Data:
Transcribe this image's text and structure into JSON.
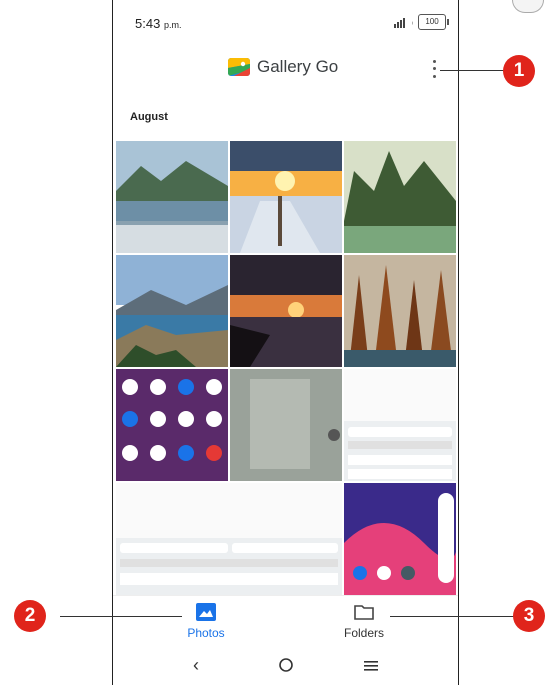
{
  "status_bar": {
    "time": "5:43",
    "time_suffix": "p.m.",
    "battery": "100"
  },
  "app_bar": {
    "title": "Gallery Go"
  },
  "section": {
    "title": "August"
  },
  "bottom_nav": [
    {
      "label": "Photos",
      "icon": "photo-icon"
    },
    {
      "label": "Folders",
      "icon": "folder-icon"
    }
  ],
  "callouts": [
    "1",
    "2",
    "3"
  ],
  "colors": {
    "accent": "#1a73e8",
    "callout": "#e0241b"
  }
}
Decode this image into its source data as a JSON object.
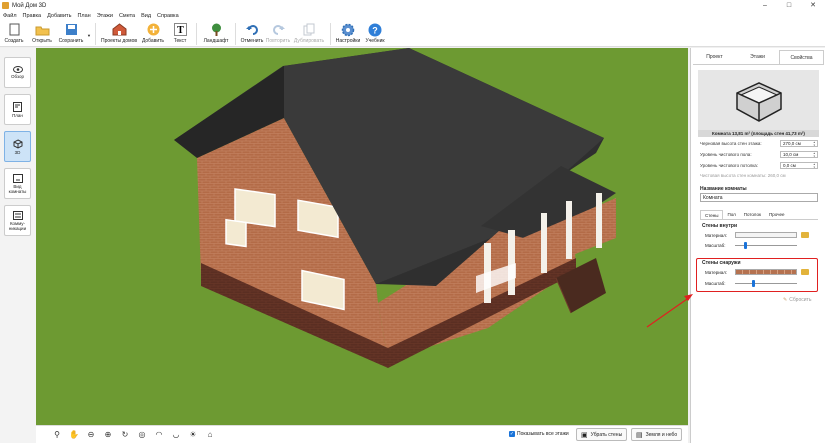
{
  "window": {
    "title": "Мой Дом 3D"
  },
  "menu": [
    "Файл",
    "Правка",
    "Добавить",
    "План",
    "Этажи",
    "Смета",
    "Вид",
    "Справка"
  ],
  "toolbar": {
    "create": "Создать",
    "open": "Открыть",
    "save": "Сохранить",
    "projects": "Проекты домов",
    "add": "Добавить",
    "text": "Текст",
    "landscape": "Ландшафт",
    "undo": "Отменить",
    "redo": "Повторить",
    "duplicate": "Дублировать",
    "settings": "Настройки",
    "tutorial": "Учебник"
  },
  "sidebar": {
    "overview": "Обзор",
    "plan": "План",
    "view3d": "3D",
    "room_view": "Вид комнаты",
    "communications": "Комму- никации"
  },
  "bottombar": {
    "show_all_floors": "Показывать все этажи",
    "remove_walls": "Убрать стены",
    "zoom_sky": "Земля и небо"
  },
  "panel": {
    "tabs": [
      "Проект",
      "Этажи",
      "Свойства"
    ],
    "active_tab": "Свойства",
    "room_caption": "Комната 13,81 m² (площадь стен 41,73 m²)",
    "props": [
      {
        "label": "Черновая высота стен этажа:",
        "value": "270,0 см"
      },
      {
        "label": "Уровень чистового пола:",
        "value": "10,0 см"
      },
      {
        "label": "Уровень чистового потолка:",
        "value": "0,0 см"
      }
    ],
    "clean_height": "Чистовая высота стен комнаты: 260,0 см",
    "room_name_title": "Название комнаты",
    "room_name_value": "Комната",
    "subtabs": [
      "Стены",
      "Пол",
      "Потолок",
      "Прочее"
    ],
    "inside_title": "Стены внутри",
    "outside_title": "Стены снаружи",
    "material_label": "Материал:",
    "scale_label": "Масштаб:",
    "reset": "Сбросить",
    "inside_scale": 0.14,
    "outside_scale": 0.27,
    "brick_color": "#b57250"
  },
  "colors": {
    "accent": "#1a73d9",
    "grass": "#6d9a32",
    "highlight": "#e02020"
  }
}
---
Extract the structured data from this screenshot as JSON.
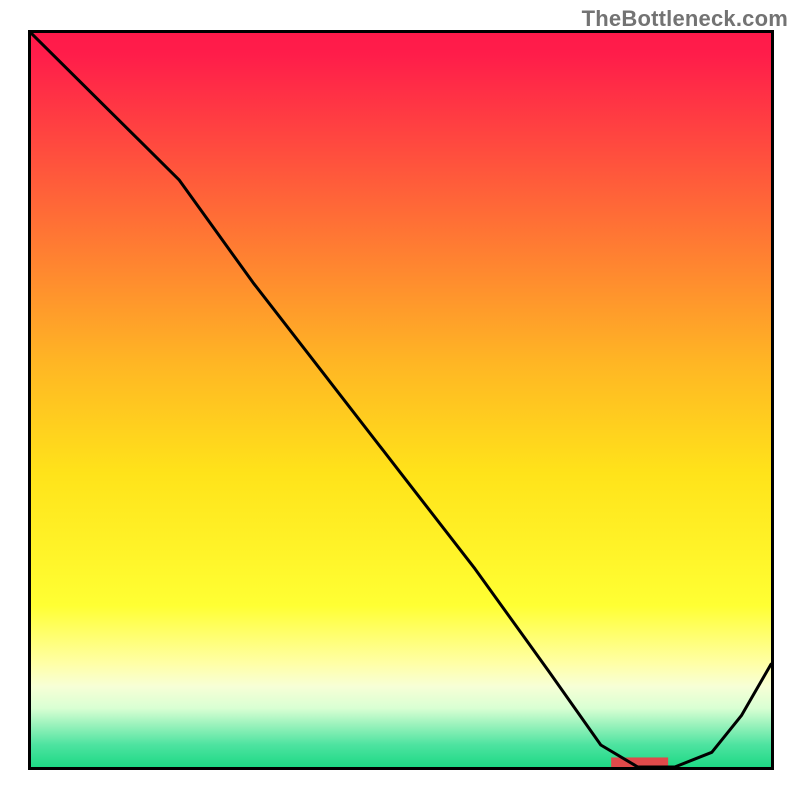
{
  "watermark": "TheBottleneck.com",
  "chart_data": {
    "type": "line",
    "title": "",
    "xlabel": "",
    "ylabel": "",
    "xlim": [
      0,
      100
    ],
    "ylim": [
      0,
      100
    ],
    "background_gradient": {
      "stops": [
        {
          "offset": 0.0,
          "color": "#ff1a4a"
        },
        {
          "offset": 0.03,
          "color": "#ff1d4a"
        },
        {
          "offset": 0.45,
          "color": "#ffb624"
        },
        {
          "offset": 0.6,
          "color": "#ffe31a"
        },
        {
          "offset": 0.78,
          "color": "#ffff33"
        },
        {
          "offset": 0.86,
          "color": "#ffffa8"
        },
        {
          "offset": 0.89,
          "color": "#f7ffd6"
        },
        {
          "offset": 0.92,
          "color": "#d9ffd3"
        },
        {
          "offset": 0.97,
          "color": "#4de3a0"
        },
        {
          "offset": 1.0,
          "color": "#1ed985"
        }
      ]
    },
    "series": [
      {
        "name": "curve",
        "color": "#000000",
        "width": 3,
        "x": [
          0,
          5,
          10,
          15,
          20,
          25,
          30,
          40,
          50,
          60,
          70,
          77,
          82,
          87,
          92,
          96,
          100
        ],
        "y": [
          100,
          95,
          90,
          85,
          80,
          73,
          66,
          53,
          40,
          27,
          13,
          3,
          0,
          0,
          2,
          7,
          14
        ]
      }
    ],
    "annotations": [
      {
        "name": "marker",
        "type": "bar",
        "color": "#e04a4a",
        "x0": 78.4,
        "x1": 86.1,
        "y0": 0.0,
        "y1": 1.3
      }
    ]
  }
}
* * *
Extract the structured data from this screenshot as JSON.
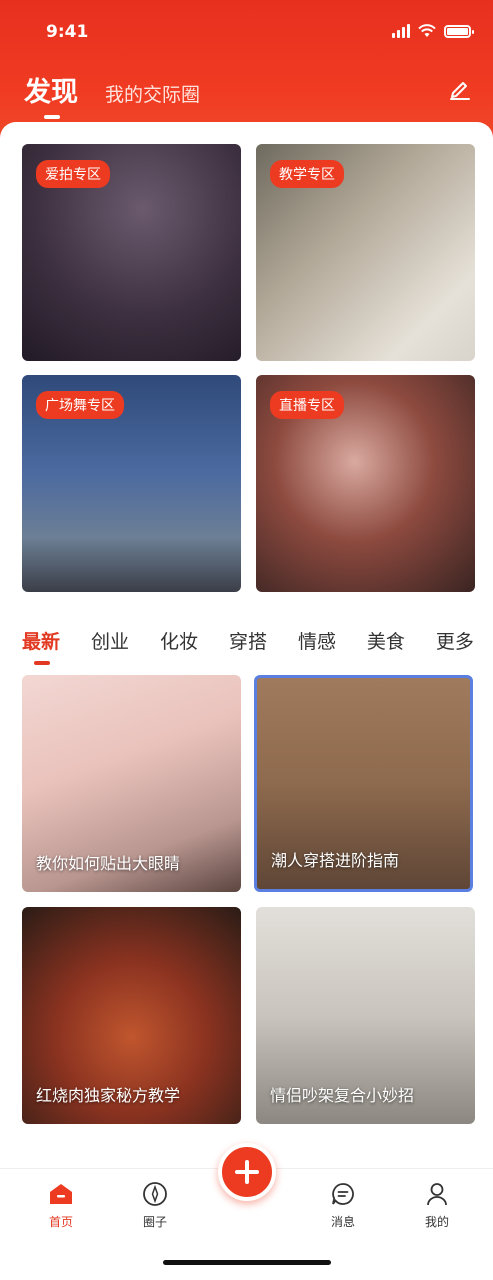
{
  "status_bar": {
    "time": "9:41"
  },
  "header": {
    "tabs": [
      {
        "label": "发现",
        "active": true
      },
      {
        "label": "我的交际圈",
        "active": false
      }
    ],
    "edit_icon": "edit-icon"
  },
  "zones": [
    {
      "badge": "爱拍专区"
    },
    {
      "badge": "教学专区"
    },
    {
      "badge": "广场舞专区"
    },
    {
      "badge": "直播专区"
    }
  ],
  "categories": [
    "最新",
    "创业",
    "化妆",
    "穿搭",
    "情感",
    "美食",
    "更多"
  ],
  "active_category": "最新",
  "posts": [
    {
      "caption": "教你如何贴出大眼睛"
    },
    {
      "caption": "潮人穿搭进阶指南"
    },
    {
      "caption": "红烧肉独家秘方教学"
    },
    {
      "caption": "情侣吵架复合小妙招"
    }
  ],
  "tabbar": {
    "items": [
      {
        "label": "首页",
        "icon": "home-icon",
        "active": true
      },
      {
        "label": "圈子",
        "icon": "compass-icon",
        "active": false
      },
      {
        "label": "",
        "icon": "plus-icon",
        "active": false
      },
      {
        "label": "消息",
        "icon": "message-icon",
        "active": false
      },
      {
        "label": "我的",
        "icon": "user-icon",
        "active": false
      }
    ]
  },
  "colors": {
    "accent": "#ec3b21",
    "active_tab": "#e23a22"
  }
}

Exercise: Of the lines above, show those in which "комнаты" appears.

Solution for this task:
    "room_view": "Вид комнаты",
    "clean_height": "Чистовая высота стен комнаты: 260,0 см",
    "room_name_title": "Название комнаты",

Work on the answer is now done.